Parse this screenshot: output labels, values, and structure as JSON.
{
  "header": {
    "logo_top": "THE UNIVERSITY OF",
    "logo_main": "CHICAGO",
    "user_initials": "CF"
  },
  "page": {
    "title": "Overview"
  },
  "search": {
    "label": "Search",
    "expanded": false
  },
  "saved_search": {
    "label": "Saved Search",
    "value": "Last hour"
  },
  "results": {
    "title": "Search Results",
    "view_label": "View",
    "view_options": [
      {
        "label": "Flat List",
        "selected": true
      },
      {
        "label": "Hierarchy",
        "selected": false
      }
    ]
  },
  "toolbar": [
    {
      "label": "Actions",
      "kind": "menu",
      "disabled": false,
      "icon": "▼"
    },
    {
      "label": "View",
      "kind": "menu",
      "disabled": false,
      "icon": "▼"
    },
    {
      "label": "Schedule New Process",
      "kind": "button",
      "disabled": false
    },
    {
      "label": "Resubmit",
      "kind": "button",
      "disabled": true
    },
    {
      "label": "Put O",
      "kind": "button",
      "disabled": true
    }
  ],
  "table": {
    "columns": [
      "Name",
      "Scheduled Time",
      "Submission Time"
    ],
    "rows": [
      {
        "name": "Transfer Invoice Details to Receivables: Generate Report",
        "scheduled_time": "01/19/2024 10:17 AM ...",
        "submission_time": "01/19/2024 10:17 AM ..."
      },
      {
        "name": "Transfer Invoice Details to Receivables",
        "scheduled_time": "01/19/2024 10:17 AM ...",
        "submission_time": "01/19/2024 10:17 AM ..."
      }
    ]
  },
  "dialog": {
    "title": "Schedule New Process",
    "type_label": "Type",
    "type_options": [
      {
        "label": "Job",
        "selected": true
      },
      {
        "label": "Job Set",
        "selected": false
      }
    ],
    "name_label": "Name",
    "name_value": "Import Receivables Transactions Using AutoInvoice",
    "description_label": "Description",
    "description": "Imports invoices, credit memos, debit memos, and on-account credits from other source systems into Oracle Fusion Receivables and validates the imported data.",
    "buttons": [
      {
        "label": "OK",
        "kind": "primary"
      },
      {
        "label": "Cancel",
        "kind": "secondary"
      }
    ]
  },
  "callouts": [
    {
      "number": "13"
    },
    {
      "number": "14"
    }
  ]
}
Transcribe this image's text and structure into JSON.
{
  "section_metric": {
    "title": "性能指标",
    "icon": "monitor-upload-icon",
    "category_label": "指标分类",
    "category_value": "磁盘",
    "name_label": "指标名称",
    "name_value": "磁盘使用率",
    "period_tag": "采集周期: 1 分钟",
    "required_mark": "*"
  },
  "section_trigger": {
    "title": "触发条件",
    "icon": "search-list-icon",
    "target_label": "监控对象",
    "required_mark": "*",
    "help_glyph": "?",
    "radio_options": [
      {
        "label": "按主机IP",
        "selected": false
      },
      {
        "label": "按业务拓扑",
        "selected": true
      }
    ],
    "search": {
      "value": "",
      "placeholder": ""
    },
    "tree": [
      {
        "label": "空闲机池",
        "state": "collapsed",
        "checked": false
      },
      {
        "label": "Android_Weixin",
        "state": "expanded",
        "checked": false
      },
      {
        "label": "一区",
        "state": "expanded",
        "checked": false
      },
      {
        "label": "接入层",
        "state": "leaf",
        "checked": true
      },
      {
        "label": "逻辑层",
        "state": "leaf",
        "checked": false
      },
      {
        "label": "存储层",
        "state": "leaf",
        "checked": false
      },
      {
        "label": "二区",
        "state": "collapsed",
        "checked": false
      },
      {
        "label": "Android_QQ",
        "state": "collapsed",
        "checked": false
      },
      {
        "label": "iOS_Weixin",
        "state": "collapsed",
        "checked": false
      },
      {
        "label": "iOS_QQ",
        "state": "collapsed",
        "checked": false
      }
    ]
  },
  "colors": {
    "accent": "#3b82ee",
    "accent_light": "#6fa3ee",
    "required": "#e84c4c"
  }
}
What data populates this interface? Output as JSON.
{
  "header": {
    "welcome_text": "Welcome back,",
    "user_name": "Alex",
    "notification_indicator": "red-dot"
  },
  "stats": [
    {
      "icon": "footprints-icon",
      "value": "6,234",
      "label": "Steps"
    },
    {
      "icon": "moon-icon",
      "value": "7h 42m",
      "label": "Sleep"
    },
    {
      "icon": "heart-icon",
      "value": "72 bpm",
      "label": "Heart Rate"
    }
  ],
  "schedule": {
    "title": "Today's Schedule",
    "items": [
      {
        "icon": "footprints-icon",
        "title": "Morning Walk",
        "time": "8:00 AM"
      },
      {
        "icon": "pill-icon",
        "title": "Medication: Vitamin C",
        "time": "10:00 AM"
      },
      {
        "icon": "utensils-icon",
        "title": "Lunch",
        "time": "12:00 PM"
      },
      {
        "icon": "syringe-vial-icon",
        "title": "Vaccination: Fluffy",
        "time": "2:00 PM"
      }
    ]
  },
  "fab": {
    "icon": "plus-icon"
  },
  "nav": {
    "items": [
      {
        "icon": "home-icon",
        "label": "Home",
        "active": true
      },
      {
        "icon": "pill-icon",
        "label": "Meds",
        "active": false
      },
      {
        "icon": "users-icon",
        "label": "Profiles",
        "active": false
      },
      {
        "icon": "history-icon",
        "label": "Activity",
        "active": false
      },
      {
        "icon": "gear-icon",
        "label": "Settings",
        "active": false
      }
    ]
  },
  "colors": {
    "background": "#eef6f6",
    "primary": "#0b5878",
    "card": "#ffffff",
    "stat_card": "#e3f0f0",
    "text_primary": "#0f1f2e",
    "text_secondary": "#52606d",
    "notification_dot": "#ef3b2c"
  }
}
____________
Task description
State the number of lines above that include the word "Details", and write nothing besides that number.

Reply
2